***** EXCERPTED RECORDS

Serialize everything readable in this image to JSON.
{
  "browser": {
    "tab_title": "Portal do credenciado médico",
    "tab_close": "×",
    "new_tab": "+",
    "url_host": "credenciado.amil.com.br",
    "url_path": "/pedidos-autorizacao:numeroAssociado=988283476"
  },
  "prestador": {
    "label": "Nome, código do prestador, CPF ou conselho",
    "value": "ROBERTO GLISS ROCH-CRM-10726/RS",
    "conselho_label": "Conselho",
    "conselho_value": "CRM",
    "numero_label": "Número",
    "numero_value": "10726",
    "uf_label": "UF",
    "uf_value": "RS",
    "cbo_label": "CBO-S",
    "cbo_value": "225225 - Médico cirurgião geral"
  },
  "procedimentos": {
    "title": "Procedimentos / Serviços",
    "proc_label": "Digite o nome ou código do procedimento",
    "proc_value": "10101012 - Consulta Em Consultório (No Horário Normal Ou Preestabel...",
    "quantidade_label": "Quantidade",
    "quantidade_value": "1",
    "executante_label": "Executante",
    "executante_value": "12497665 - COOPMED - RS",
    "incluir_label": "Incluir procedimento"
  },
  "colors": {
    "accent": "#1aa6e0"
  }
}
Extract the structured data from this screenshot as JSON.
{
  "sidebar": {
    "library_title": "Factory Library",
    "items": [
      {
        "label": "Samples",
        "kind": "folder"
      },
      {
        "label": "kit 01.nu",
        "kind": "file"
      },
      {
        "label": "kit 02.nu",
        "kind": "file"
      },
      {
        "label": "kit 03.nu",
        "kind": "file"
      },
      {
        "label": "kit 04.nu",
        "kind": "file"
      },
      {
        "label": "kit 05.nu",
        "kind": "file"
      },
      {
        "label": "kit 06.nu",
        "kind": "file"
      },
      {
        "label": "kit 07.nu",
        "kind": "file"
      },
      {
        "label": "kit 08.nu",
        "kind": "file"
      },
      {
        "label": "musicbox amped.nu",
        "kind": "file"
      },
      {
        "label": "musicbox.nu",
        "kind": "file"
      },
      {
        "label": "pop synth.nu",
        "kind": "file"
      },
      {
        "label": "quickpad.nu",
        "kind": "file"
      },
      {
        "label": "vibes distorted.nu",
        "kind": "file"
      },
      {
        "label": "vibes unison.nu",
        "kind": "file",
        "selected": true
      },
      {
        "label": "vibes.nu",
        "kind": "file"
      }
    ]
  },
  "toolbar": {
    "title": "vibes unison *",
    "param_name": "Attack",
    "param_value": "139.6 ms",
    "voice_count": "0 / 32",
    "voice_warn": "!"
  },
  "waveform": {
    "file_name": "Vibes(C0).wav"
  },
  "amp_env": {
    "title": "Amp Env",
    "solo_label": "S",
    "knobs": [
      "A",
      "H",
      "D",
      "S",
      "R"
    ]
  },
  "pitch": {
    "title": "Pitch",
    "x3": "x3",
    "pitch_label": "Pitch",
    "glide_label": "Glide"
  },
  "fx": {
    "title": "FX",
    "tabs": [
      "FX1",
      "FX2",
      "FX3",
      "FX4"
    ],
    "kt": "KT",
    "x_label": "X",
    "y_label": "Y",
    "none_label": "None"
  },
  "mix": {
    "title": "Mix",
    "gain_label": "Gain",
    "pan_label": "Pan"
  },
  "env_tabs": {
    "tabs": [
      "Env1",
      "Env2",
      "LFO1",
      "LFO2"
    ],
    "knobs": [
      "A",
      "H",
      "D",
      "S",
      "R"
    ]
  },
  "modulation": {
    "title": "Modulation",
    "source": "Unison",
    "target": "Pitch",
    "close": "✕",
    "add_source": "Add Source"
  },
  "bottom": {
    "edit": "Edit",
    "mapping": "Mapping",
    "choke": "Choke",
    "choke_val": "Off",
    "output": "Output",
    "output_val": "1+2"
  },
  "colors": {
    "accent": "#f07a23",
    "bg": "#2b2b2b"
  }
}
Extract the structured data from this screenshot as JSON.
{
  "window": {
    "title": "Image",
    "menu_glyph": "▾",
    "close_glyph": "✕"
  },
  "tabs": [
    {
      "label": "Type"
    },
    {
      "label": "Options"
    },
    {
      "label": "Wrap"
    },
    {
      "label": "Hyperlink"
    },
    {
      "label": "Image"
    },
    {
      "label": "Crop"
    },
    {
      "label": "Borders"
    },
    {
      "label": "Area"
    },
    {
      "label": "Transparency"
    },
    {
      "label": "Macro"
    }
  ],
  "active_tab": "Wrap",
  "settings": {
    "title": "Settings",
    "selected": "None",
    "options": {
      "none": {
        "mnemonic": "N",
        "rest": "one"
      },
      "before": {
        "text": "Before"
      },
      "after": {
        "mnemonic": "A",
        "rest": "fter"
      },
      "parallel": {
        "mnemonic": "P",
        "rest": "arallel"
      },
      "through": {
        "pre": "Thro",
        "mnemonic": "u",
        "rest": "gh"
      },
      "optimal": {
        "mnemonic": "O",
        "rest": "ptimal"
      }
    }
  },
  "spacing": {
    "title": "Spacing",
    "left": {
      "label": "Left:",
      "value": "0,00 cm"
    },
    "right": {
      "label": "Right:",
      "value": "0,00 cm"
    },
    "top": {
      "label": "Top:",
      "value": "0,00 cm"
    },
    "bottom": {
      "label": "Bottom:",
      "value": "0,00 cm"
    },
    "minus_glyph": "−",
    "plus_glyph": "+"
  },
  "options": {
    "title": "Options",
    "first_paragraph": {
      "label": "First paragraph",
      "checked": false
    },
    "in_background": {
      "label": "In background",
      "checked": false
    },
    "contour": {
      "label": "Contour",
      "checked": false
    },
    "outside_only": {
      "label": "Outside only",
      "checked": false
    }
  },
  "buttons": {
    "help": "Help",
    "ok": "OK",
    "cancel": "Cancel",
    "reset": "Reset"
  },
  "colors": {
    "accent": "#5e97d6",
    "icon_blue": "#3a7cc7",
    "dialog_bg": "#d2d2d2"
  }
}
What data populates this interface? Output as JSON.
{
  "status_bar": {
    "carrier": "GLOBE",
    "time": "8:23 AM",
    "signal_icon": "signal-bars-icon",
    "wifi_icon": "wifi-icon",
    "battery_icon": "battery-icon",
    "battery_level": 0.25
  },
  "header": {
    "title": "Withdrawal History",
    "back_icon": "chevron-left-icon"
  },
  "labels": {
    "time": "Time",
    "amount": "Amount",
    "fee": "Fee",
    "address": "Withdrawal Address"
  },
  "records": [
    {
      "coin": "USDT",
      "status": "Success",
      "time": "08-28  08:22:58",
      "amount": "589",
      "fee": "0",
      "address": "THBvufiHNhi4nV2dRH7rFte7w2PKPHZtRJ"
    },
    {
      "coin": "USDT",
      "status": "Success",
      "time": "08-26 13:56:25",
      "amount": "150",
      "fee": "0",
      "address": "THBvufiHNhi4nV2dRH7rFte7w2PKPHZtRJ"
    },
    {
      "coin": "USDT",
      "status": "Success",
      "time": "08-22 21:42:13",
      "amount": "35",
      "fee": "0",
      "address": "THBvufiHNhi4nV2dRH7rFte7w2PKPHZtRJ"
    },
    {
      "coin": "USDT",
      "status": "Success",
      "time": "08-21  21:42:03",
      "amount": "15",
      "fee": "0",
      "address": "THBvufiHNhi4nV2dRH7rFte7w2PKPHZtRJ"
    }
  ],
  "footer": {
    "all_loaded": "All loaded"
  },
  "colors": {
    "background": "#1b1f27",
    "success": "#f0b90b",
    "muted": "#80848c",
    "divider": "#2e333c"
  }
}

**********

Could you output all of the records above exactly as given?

Serialize everything readable in this image to JSON.
{
  "browser": {
    "tab_title": "Portal do credenciado médico",
    "tab_close": "×",
    "new_tab": "+",
    "url_host": "credenciado.amil.com.br",
    "url_path": "/pedidos-autorizacao:numeroAssociado=988283476"
  },
  "prestador": {
    "label": "Nome, código do prestador, CPF ou conselho",
    "value": "ROBERTO GLISS ROCH-CRM-10726/RS",
    "conselho_label": "Conselho",
    "conselho_value": "CRM",
    "numero_label": "Número",
    "numero_value": "10726",
    "uf_label": "UF",
    "uf_value": "RS",
    "cbo_label": "CBO-S",
    "cbo_value": "225225 - Médico cirurgião geral"
  },
  "procedimentos": {
    "title": "Procedimentos / Serviços",
    "proc_label": "Digite o nome ou código do procedimento",
    "proc_value": "10101012 - Consulta Em Consultório (No Horário Normal Ou Preestabel...",
    "quantidade_label": "Quantidade",
    "quantidade_value": "1",
    "executante_label": "Executante",
    "executante_value": "12497665 - COOPMED - RS",
    "incluir_label": "Incluir procedimento"
  },
  "colors": {
    "accent": "#1aa6e0"
  }
}
Extract the structured data from this screenshot as JSON.
{
  "sidebar": {
    "library_title": "Factory Library",
    "items": [
      {
        "label": "Samples",
        "kind": "folder"
      },
      {
        "label": "kit 01.nu",
        "kind": "file"
      },
      {
        "label": "kit 02.nu",
        "kind": "file"
      },
      {
        "label": "kit 03.nu",
        "kind": "file"
      },
      {
        "label": "kit 04.nu",
        "kind": "file"
      },
      {
        "label": "kit 05.nu",
        "kind": "file"
      },
      {
        "label": "kit 06.nu",
        "kind": "file"
      },
      {
        "label": "kit 07.nu",
        "kind": "file"
      },
      {
        "label": "kit 08.nu",
        "kind": "file"
      },
      {
        "label": "musicbox amped.nu",
        "kind": "file"
      },
      {
        "label": "musicbox.nu",
        "kind": "file"
      },
      {
        "label": "pop synth.nu",
        "kind": "file"
      },
      {
        "label": "quickpad.nu",
        "kind": "file"
      },
      {
        "label": "vibes distorted.nu",
        "kind": "file"
      },
      {
        "label": "vibes unison.nu",
        "kind": "file",
        "selected": true
      },
      {
        "label": "vibes.nu",
        "kind": "file"
      }
    ]
  },
  "toolbar": {
    "title": "vibes unison *",
    "param_name": "Attack",
    "param_value": "139.6 ms",
    "voice_count": "0 / 32",
    "voice_warn": "!"
  },
  "waveform": {
    "file_name": "Vibes(C0).wav"
  },
  "amp_env": {
    "title": "Amp Env",
    "solo_label": "S",
    "knobs": [
      "A",
      "H",
      "D",
      "S",
      "R"
    ]
  },
  "pitch": {
    "title": "Pitch",
    "x3": "x3",
    "pitch_label": "Pitch",
    "glide_label": "Glide"
  },
  "fx": {
    "title": "FX",
    "tabs": [
      "FX1",
      "FX2",
      "FX3",
      "FX4"
    ],
    "kt": "KT",
    "x_label": "X",
    "y_label": "Y",
    "none_label": "None"
  },
  "mix": {
    "title": "Mix",
    "gain_label": "Gain",
    "pan_label": "Pan"
  },
  "env_tabs": {
    "tabs": [
      "Env1",
      "Env2",
      "LFO1",
      "LFO2"
    ],
    "knobs": [
      "A",
      "H",
      "D",
      "S",
      "R"
    ]
  },
  "modulation": {
    "title": "Modulation",
    "source": "Unison",
    "target": "Pitch",
    "close": "✕",
    "add_source": "Add Source"
  },
  "bottom": {
    "edit": "Edit",
    "mapping": "Mapping",
    "choke": "Choke",
    "choke_val": "Off",
    "output": "Output",
    "output_val": "1+2"
  },
  "colors": {
    "accent": "#f07a23",
    "bg": "#2b2b2b"
  }
}
Extract the structured data from this screenshot as JSON.
{
  "window": {
    "title": "Image",
    "menu_glyph": "▾",
    "close_glyph": "✕"
  },
  "tabs": [
    {
      "label": "Type"
    },
    {
      "label": "Options"
    },
    {
      "label": "Wrap"
    },
    {
      "label": "Hyperlink"
    },
    {
      "label": "Image"
    },
    {
      "label": "Crop"
    },
    {
      "label": "Borders"
    },
    {
      "label": "Area"
    },
    {
      "label": "Transparency"
    },
    {
      "label": "Macro"
    }
  ],
  "active_tab": "Wrap",
  "settings": {
    "title": "Settings",
    "selected": "None",
    "options": {
      "none": {
        "mnemonic": "N",
        "rest": "one"
      },
      "before": {
        "text": "Before"
      },
      "after": {
        "mnemonic": "A",
        "rest": "fter"
      },
      "parallel": {
        "mnemonic": "P",
        "rest": "arallel"
      },
      "through": {
        "pre": "Thro",
        "mnemonic": "u",
        "rest": "gh"
      },
      "optimal": {
        "mnemonic": "O",
        "rest": "ptimal"
      }
    }
  },
  "spacing": {
    "title": "Spacing",
    "left": {
      "label": "Left:",
      "value": "0,00 cm"
    },
    "right": {
      "label": "Right:",
      "value": "0,00 cm"
    },
    "top": {
      "label": "Top:",
      "value": "0,00 cm"
    },
    "bottom": {
      "label": "Bottom:",
      "value": "0,00 cm"
    },
    "minus_glyph": "−",
    "plus_glyph": "+"
  },
  "options": {
    "title": "Options",
    "first_paragraph": {
      "label": "First paragraph",
      "checked": false
    },
    "in_background": {
      "label": "In background",
      "checked": false
    },
    "contour": {
      "label": "Contour",
      "checked": false
    },
    "outside_only": {
      "label": "Outside only",
      "checked": false
    }
  },
  "buttons": {
    "help": "Help",
    "ok": "OK",
    "cancel": "Cancel",
    "reset": "Reset"
  },
  "colors": {
    "accent": "#5e97d6",
    "icon_blue": "#3a7cc7",
    "dialog_bg": "#d2d2d2"
  }
}
What data populates this interface? Output as JSON.
{
  "status_bar": {
    "carrier": "GLOBE",
    "time": "8:23 AM",
    "signal_icon": "signal-bars-icon",
    "wifi_icon": "wifi-icon",
    "battery_icon": "battery-icon",
    "battery_level": 0.25
  },
  "header": {
    "title": "Withdrawal History",
    "back_icon": "chevron-left-icon"
  },
  "labels": {
    "time": "Time",
    "amount": "Amount",
    "fee": "Fee",
    "address": "Withdrawal Address"
  },
  "records": [
    {
      "coin": "USDT",
      "status": "Success",
      "time": "08-28  08:22:58",
      "amount": "589",
      "fee": "0",
      "address": "THBvufiHNhi4nV2dRH7rFte7w2PKPHZtRJ"
    },
    {
      "coin": "USDT",
      "status": "Success",
      "time": "08-26 13:56:25",
      "amount": "150",
      "fee": "0",
      "address": "THBvufiHNhi4nV2dRH7rFte7w2PKPHZtRJ"
    },
    {
      "coin": "USDT",
      "status": "Success",
      "time": "08-22 21:42:13",
      "amount": "35",
      "fee": "0",
      "address": "THBvufiHNhi4nV2dRH7rFte7w2PKPHZtRJ"
    },
    {
      "coin": "USDT",
      "status": "Success",
      "time": "08-21  21:42:03",
      "amount": "15",
      "fee": "0",
      "address": "THBvufiHNhi4nV2dRH7rFte7w2PKPHZtRJ"
    }
  ],
  "footer": {
    "all_loaded": "All loaded"
  },
  "colors": {
    "background": "#1b1f27",
    "success": "#f0b90b",
    "muted": "#80848c",
    "divider": "#2e333c"
  }
}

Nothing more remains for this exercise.